__What you have to do__
Show the lines of the material that contain the word "battery".

__Material provided__
Start of Block

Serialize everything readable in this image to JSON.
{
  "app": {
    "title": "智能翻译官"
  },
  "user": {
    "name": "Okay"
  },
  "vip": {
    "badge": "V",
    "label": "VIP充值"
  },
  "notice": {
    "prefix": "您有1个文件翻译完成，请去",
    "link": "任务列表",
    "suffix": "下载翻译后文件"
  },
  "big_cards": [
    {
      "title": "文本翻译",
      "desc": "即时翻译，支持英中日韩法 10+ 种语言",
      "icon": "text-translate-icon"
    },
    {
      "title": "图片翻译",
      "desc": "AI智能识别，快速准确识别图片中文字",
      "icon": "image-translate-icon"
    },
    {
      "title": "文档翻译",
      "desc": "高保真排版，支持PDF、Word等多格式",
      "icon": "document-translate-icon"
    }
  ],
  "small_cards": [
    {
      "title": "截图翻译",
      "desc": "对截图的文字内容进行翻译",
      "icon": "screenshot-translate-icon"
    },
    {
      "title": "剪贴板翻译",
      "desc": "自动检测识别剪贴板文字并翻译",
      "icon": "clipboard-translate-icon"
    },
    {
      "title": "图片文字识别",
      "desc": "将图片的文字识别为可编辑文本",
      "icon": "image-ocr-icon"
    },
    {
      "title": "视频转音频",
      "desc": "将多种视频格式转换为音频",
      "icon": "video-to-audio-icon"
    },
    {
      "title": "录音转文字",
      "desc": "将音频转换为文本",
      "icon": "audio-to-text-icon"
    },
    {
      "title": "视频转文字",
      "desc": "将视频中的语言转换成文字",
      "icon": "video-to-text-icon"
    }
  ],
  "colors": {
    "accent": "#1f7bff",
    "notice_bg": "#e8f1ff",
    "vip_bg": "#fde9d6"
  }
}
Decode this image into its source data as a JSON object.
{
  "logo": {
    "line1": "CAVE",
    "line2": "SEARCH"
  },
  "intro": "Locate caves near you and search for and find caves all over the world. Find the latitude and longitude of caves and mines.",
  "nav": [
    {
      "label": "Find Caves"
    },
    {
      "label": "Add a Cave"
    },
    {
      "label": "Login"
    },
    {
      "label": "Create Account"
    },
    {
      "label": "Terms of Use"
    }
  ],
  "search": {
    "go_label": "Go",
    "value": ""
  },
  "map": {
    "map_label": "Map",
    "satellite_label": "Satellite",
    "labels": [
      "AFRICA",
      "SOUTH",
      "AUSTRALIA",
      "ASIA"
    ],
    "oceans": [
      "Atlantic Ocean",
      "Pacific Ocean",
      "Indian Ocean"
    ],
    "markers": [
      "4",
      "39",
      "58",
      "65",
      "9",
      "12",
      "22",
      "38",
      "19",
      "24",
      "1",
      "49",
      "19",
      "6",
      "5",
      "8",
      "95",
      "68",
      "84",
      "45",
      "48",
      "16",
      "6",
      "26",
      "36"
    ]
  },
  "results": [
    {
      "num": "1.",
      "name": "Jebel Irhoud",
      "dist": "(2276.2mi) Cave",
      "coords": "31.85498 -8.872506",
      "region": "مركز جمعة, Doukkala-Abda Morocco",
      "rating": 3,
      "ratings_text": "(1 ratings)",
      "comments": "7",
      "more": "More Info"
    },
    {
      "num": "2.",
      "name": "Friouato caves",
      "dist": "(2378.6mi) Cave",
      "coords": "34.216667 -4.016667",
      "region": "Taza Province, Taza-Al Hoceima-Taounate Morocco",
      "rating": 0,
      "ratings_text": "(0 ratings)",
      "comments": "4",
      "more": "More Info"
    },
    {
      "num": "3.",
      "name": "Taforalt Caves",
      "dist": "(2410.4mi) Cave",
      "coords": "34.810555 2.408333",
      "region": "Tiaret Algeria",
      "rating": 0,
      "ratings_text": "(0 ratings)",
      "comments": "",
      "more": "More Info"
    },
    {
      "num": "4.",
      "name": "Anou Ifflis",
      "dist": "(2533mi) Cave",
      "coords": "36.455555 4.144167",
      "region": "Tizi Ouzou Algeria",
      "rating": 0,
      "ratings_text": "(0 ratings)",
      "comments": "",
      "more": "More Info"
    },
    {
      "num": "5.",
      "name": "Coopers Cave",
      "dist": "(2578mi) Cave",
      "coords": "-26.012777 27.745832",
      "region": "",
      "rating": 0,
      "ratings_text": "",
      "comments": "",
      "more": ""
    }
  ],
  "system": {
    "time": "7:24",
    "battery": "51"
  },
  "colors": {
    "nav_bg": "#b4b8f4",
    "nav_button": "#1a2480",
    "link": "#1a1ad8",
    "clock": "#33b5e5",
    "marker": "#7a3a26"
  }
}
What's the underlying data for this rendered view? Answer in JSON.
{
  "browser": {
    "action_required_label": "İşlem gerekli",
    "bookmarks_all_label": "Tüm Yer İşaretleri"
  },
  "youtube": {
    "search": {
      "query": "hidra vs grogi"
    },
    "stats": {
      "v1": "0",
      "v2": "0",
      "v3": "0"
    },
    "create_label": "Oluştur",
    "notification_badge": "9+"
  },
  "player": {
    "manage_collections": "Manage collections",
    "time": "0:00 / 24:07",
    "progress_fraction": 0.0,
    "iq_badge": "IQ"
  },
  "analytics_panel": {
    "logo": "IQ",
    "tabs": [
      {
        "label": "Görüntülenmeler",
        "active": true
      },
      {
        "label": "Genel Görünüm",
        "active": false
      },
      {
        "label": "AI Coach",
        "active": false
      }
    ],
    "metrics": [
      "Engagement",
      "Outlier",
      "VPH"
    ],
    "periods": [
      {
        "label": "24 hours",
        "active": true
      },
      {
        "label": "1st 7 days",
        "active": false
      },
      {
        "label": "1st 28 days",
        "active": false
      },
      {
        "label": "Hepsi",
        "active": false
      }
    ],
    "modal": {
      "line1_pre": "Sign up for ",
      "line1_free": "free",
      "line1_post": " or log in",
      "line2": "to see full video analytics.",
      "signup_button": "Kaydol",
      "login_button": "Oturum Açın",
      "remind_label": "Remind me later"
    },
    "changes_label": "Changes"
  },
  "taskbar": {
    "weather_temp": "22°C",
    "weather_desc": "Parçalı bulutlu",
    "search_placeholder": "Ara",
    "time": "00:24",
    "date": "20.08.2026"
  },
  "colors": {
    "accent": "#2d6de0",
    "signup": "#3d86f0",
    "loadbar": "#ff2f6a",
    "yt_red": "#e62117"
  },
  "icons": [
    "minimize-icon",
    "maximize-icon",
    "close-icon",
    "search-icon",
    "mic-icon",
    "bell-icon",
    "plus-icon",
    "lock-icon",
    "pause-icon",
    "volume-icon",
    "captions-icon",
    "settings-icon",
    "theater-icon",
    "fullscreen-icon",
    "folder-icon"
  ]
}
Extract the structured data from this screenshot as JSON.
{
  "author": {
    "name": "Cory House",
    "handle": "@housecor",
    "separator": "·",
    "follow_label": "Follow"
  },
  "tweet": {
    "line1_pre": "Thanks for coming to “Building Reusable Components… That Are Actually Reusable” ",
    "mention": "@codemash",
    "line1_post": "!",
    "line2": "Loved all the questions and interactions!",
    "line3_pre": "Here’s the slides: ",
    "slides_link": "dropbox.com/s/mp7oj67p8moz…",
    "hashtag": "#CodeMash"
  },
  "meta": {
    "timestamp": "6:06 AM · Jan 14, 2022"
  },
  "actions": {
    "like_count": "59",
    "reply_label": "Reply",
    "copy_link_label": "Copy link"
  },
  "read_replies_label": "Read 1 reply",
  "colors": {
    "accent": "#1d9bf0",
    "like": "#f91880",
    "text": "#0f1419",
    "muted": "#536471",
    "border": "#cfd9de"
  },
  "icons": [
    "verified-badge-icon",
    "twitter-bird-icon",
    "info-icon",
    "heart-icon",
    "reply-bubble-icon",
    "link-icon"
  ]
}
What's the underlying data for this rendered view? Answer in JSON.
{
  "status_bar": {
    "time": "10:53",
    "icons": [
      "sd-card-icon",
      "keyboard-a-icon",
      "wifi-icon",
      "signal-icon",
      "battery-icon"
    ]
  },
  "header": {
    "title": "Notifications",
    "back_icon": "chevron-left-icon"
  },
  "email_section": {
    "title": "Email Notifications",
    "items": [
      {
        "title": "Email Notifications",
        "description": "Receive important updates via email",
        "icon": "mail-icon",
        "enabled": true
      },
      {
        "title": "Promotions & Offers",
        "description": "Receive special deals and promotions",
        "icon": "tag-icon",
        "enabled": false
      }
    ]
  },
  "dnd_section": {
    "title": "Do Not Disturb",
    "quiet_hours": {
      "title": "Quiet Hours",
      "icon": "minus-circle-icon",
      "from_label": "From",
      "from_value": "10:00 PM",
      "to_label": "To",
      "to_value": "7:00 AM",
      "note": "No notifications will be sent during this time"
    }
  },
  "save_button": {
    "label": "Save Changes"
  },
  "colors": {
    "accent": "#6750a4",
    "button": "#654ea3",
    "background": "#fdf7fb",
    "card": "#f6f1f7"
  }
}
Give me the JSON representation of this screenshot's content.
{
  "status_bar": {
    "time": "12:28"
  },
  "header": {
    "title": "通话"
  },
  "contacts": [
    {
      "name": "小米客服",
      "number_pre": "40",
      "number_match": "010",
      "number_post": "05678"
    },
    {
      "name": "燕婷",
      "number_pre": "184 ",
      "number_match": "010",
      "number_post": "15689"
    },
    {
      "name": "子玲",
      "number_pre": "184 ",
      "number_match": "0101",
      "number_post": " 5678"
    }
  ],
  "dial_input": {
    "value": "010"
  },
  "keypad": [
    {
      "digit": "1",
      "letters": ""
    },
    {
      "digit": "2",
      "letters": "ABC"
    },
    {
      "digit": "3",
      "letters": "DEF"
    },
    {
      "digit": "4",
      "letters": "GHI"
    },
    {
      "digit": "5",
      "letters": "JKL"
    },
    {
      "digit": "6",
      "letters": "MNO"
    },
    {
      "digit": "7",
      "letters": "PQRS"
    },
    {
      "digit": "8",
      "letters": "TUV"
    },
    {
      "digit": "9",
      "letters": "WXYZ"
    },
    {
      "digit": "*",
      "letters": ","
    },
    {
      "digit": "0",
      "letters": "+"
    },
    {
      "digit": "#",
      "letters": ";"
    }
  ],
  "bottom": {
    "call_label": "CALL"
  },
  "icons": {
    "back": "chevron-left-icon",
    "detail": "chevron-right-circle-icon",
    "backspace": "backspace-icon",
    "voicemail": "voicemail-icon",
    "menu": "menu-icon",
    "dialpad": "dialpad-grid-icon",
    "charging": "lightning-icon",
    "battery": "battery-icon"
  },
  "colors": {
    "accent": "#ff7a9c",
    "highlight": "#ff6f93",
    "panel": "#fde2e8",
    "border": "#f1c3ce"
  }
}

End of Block

__Answer for the task__
    "battery": "51"
      "battery-icon"
    "battery": "battery-icon"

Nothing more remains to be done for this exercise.